I am participating in the Civil War Readalong hosted by War Through the Generations. My plan is to read several young adult novels on the war and comment on their quality and accuracy. The first book is The Sword of Antietam by Joseph Altsheler. It was published in 1914. Altsheler was a prolific writer of youth fiction. He did series of books on the French and Indian War, Great West, Young Trailers, Civil War, World War, and Texas. The Sword of Antietam is part of the Civil War series. There happens to be a copy in our school library so there you have it.
The book is what you would expect from a book for teenagers written in 1914. The prose is workmanlike and a bit repetitive. The soldiers talk floridly which was probably fairly authentic, but still cringe-inducing. The main character is Dick Mason, a Yankee soldier from Kentucky. He is an officer in Winchester's Regiment. Being an officer, he is not only in the thick of the fighting, but also privy to some of the strategic discussions of command. He is also too good to be true, as you might expect. So are his friends.
The book is pretty accurate and a teenager can learn a lot about the Civil War in 1862 from it. Altsheler obviously has done his research. He even includes the entire text of Lee's famous "Lost Order". The book covers Second Bull Run, Antietam, Perryville, and Murfreesboro. You do get a feel for the movements of the armies. The combat is not graphic, but you do get the impression that they were very bloody. You also get a clear picture of tactics.
The main drawback of the book is it gives you the feeling that the Civil War was an incredibly small world. There are thousands of men involved, yet there are some incredible coincidences and contacts. Dick finds a wounded friend's body at night in a corpse-covered field within minutes with the help of a Rebel who he had met earlier on picket duty! Dick meets his BFF who is now in the Rebel army a couple of times during the campaign. Guess who finds the "Lost Order"? Dick's mother shows up to help find his injured body at a later battle! Men are getting killed in seemingly suicidal frontal charges into the mouths of cannons and volly fire and yet none of the main characters gets killed. Realism is not a strength of this book.

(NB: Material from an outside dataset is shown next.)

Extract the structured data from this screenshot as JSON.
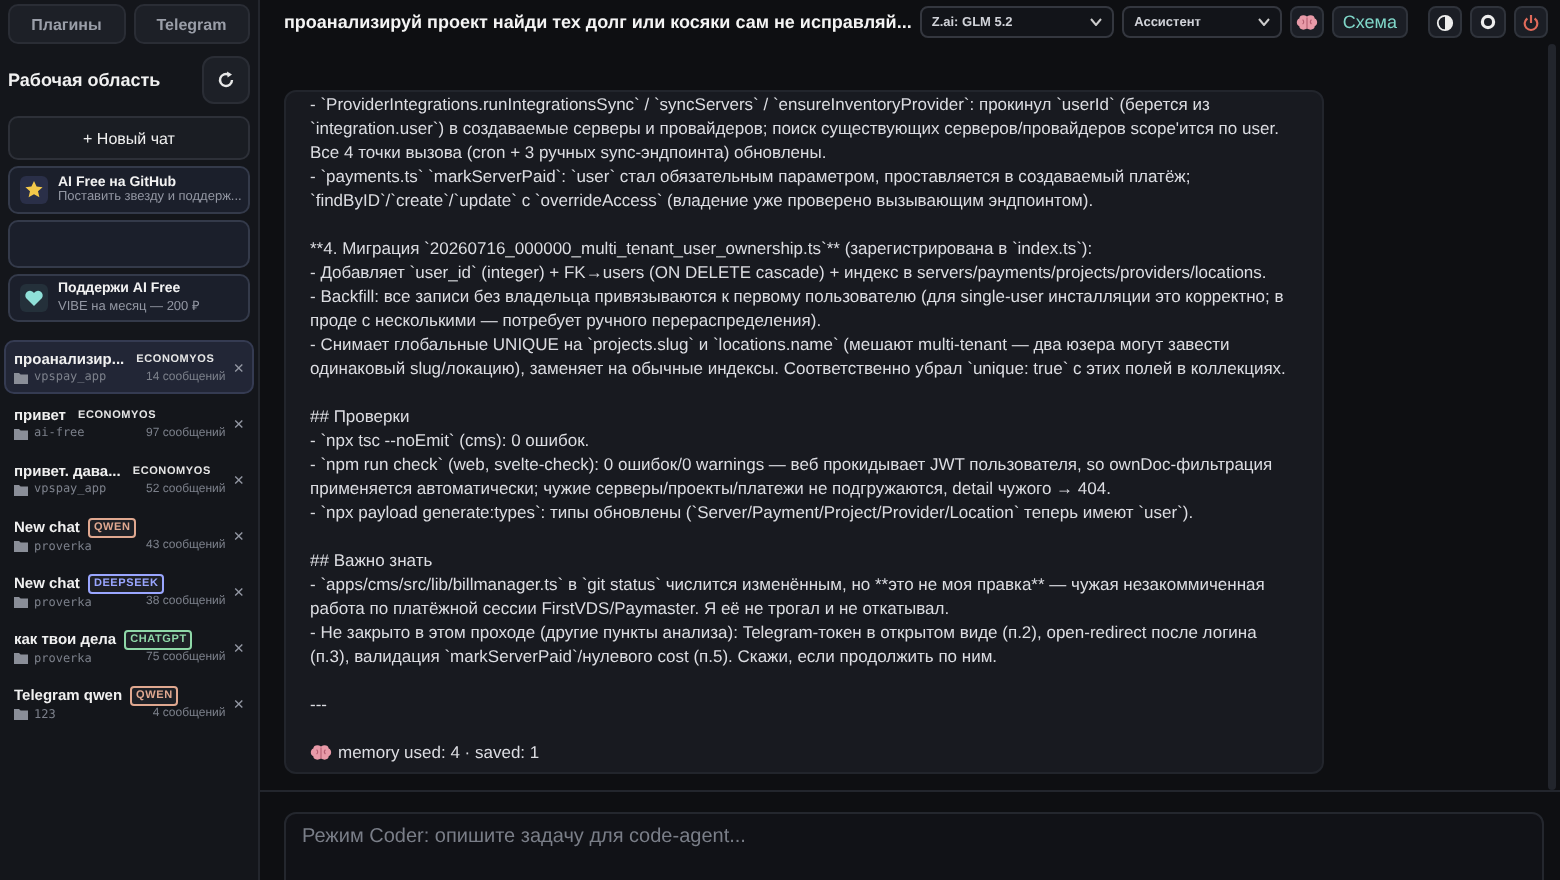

This book is definitely not for adults who love literature. A teenager could learn from it, but it is fairly long at 340 pages. I would be surprised if anyone had opened it up in twenty years at our school. The prose is as dusty as the book was.